Honda was a man of detail and everything needed to be perfect when it came to a car. That’s why when the company decided it wanted a supercar, it would be like nothing else made to date.
The supercars of the era were mostly race cars scaled back for street use. They were fast for sure, but driver comfort wasn’t really on the radar. Most of them were loud and brash with spine shattering suspension.
Instead of opting for that route, Honda turned its focus on the driver. Yes, performance was important, but so was drivability and comfort.
When Honda set the NSX project in motion it set its sights on the Ferrari 328, and later the 348. With the Italian supercar as the benchmark, Honda wanted its car to be faster, more reliable and cheaper.
The company used all the tools at its disposal to accomplish this too. Even Formula 1 drivers Satoru Nakajima and the legend himself, Ayrton Senna, helped with handling and chassis setup.
The NSX made its worldwide debut at the 1989 Chicago Auto Show. Immediately it was a hit and auto journalists fell in love with it. Even Senna claimed it was the supercar anyone could drive.
For the next 12 years, the NSX remained virtually unchanged. In 2002 though, it underwent a makeover.
With a revised suspension, fixed headlights, and slightly wider tires the car had an updated look for the new millennium. It carried the same 290hp 3.2-liter V6 that Honda had introduced in 1997.
The facelift is also where we find this example, offered for sale by Parkway Specialist Cars Mansfield, Nottinghamshire, UK.
Originally coming to the UK in April 2004, the Long Beach Blue NSX was a company car for Honda.

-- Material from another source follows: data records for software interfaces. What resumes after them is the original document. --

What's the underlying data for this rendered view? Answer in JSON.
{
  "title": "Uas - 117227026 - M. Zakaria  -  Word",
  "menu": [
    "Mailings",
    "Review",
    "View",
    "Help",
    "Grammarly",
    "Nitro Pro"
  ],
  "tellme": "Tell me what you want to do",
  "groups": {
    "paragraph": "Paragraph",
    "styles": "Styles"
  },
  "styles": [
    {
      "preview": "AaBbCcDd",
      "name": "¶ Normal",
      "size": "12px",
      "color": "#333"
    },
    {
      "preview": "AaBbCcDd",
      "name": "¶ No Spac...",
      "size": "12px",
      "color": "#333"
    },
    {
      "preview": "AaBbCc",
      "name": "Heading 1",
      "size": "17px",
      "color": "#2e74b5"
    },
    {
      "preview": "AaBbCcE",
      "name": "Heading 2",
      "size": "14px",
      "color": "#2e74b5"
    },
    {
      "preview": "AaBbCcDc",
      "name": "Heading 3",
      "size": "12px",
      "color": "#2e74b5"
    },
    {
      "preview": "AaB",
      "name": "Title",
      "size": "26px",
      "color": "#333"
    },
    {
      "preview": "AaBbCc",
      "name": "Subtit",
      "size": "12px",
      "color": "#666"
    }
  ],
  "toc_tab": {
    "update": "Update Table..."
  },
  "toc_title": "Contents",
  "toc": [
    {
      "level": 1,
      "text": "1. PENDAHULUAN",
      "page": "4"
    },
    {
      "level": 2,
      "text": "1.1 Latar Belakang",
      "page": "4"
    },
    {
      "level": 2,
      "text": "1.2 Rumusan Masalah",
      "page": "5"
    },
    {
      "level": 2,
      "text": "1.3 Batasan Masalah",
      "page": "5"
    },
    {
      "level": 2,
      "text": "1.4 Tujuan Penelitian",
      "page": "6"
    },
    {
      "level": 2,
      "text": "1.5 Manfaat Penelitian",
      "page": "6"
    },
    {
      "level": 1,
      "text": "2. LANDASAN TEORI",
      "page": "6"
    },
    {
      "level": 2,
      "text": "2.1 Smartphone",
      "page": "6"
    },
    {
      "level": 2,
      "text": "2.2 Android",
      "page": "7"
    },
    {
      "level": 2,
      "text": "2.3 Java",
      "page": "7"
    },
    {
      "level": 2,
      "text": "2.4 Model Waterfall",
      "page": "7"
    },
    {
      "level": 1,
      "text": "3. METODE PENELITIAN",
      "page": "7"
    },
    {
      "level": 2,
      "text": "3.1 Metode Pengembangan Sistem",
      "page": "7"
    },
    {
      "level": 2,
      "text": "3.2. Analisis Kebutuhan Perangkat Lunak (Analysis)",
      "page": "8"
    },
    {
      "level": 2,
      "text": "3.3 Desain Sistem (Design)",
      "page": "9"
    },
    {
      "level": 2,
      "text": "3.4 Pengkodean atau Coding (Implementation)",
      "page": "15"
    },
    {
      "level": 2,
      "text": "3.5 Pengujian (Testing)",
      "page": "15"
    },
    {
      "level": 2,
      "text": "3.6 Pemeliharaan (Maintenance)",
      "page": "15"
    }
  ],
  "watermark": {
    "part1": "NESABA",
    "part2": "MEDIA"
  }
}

However, the employee getting it wasn’t the typical executive. Instead, it was F1 driver Jenson Button.
There was a catch though: Button could only use the NSX when he came to the UK. Even then, it’s not a bad car to cruise the British B-roads with and is sure better than an Accord.
Since Button’s tenure with the car, it’s seen three other owners. However, given the 27,184 miles on the clock, it was treated more as a collector’s item than an all-out performance car.
The maintenance records are impeccable. Throughout its 14 year history, the car received all its scheduled maintenance and then some. As expected, it’s also in immaculate condition with perfect paint and pristine black leather interior.
It’s also completely stock, a bit of a rarity when it comes to Japanese performance cars.
As expected with a model of this caliber it does command a significant price. The Button connection does push it up a bit to £99,500 ($140,000). However, given the rarity of these cars, it’s not much of an increase over similar examples.